Task prompt
Each record should appear again in the response exactly as it does in the original.

○ ○ ○

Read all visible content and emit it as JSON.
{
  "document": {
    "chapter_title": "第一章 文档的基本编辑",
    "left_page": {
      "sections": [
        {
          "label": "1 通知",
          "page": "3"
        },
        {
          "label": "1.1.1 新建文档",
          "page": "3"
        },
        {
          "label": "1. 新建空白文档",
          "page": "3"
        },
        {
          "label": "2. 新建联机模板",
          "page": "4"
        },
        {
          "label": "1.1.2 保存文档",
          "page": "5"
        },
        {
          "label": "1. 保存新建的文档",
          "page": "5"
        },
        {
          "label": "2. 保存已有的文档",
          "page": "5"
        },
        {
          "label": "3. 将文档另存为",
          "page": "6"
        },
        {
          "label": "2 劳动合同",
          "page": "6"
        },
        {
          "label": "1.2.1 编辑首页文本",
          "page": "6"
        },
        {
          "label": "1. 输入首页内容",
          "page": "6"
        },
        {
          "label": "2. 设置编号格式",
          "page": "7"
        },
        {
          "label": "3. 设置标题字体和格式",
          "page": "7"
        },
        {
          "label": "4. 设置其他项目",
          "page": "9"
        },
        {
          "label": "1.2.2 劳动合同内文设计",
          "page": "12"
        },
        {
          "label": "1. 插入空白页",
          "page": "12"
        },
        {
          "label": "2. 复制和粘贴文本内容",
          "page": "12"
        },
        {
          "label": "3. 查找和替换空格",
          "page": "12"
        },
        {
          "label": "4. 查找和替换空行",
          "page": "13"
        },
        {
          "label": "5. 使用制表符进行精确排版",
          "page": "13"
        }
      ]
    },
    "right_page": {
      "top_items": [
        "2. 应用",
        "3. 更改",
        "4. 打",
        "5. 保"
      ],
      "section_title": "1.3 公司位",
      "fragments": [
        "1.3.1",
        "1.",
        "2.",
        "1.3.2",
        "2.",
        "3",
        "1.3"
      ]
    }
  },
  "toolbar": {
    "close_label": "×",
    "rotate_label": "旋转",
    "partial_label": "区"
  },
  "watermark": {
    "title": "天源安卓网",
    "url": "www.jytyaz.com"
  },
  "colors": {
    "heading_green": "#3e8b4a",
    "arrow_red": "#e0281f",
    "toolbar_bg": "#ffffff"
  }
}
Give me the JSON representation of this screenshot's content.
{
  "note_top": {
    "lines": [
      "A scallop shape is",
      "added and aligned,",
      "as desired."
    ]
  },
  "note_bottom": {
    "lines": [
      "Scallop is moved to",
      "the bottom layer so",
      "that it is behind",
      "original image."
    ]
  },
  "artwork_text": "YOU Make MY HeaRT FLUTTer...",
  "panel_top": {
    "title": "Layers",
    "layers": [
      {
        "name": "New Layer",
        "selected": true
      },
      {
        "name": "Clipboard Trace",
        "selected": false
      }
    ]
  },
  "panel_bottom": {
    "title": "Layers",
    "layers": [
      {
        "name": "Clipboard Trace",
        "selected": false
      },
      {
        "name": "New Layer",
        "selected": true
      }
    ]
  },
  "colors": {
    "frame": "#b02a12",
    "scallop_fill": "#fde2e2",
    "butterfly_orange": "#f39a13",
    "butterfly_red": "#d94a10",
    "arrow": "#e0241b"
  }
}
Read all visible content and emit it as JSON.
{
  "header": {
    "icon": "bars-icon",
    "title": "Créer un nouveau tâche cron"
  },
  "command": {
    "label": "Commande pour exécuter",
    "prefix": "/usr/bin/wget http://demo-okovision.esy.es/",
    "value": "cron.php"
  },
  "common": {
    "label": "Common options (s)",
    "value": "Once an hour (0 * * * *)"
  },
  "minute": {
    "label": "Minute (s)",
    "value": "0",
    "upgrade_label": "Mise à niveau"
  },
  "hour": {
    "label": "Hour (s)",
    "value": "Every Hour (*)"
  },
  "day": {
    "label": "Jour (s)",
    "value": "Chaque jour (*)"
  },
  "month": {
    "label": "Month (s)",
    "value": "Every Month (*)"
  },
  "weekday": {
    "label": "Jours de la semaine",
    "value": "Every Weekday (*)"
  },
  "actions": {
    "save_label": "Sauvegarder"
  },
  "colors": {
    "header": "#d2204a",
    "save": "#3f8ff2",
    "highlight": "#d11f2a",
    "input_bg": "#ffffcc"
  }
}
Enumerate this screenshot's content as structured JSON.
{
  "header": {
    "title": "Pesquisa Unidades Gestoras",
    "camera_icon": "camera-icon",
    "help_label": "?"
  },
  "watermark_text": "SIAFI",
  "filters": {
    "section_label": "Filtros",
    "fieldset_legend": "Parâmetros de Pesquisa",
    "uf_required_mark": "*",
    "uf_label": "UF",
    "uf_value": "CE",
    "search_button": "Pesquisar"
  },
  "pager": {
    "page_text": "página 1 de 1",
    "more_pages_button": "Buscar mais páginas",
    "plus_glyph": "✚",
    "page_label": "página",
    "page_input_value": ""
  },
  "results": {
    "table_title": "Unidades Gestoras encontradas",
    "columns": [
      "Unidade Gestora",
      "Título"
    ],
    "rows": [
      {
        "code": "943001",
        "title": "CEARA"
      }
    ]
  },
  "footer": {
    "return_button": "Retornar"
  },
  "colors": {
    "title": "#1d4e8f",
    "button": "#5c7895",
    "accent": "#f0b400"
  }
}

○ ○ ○

Answer to the exercise
Read all visible content and emit it as JSON.
{
  "document": {
    "chapter_title": "第一章 文档的基本编辑",
    "left_page": {
      "sections": [
        {
          "label": "1 通知",
          "page": "3"
        },
        {
          "label": "1.1.1 新建文档",
          "page": "3"
        },
        {
          "label": "1. 新建空白文档",
          "page": "3"
        },
        {
          "label": "2. 新建联机模板",
          "page": "4"
        },
        {
          "label": "1.1.2 保存文档",
          "page": "5"
        },
        {
          "label": "1. 保存新建的文档",
          "page": "5"
        },
        {
          "label": "2. 保存已有的文档",
          "page": "5"
        },
        {
          "label": "3. 将文档另存为",
          "page": "6"
        },
        {
          "label": "2 劳动合同",
          "page": "6"
        },
        {
          "label": "1.2.1 编辑首页文本",
          "page": "6"
        },
        {
          "label": "1. 输入首页内容",
          "page": "6"
        },
        {
          "label": "2. 设置编号格式",
          "page": "7"
        },
        {
          "label": "3. 设置标题字体和格式",
          "page": "7"
        },
        {
          "label": "4. 设置其他项目",
          "page": "9"
        },
        {
          "label": "1.2.2 劳动合同内文设计",
          "page": "12"
        },
        {
          "label": "1. 插入空白页",
          "page": "12"
        },
        {
          "label": "2. 复制和粘贴文本内容",
          "page": "12"
        },
        {
          "label": "3. 查找和替换空格",
          "page": "12"
        },
        {
          "label": "4. 查找和替换空行",
          "page": "13"
        },
        {
          "label": "5. 使用制表符进行精确排版",
          "page": "13"
        }
      ]
    },
    "right_page": {
      "top_items": [
        "2. 应用",
        "3. 更改",
        "4. 打",
        "5. 保"
      ],
      "section_title": "1.3 公司位",
      "fragments": [
        "1.3.1",
        "1.",
        "2.",
        "1.3.2",
        "2.",
        "3",
        "1.3"
      ]
    }
  },
  "toolbar": {
    "close_label": "×",
    "rotate_label": "旋转",
    "partial_label": "区"
  },
  "watermark": {
    "title": "天源安卓网",
    "url": "www.jytyaz.com"
  },
  "colors": {
    "heading_green": "#3e8b4a",
    "arrow_red": "#e0281f",
    "toolbar_bg": "#ffffff"
  }
}
Give me the JSON representation of this screenshot's content.
{
  "note_top": {
    "lines": [
      "A scallop shape is",
      "added and aligned,",
      "as desired."
    ]
  },
  "note_bottom": {
    "lines": [
      "Scallop is moved to",
      "the bottom layer so",
      "that it is behind",
      "original image."
    ]
  },
  "artwork_text": "YOU Make MY HeaRT FLUTTer...",
  "panel_top": {
    "title": "Layers",
    "layers": [
      {
        "name": "New Layer",
        "selected": true
      },
      {
        "name": "Clipboard Trace",
        "selected": false
      }
    ]
  },
  "panel_bottom": {
    "title": "Layers",
    "layers": [
      {
        "name": "Clipboard Trace",
        "selected": false
      },
      {
        "name": "New Layer",
        "selected": true
      }
    ]
  },
  "colors": {
    "frame": "#b02a12",
    "scallop_fill": "#fde2e2",
    "butterfly_orange": "#f39a13",
    "butterfly_red": "#d94a10",
    "arrow": "#e0241b"
  }
}
Read all visible content and emit it as JSON.
{
  "header": {
    "icon": "bars-icon",
    "title": "Créer un nouveau tâche cron"
  },
  "command": {
    "label": "Commande pour exécuter",
    "prefix": "/usr/bin/wget http://demo-okovision.esy.es/",
    "value": "cron.php"
  },
  "common": {
    "label": "Common options (s)",
    "value": "Once an hour (0 * * * *)"
  },
  "minute": {
    "label": "Minute (s)",
    "value": "0",
    "upgrade_label": "Mise à niveau"
  },
  "hour": {
    "label": "Hour (s)",
    "value": "Every Hour (*)"
  },
  "day": {
    "label": "Jour (s)",
    "value": "Chaque jour (*)"
  },
  "month": {
    "label": "Month (s)",
    "value": "Every Month (*)"
  },
  "weekday": {
    "label": "Jours de la semaine",
    "value": "Every Weekday (*)"
  },
  "actions": {
    "save_label": "Sauvegarder"
  },
  "colors": {
    "header": "#d2204a",
    "save": "#3f8ff2",
    "highlight": "#d11f2a",
    "input_bg": "#ffffcc"
  }
}
Enumerate this screenshot's content as structured JSON.
{
  "header": {
    "title": "Pesquisa Unidades Gestoras",
    "camera_icon": "camera-icon",
    "help_label": "?"
  },
  "watermark_text": "SIAFI",
  "filters": {
    "section_label": "Filtros",
    "fieldset_legend": "Parâmetros de Pesquisa",
    "uf_required_mark": "*",
    "uf_label": "UF",
    "uf_value": "CE",
    "search_button": "Pesquisar"
  },
  "pager": {
    "page_text": "página 1 de 1",
    "more_pages_button": "Buscar mais páginas",
    "plus_glyph": "✚",
    "page_label": "página",
    "page_input_value": ""
  },
  "results": {
    "table_title": "Unidades Gestoras encontradas",
    "columns": [
      "Unidade Gestora",
      "Título"
    ],
    "rows": [
      {
        "code": "943001",
        "title": "CEARA"
      }
    ]
  },
  "footer": {
    "return_button": "Retornar"
  },
  "colors": {
    "title": "#1d4e8f",
    "button": "#5c7895",
    "accent": "#f0b400"
  }
}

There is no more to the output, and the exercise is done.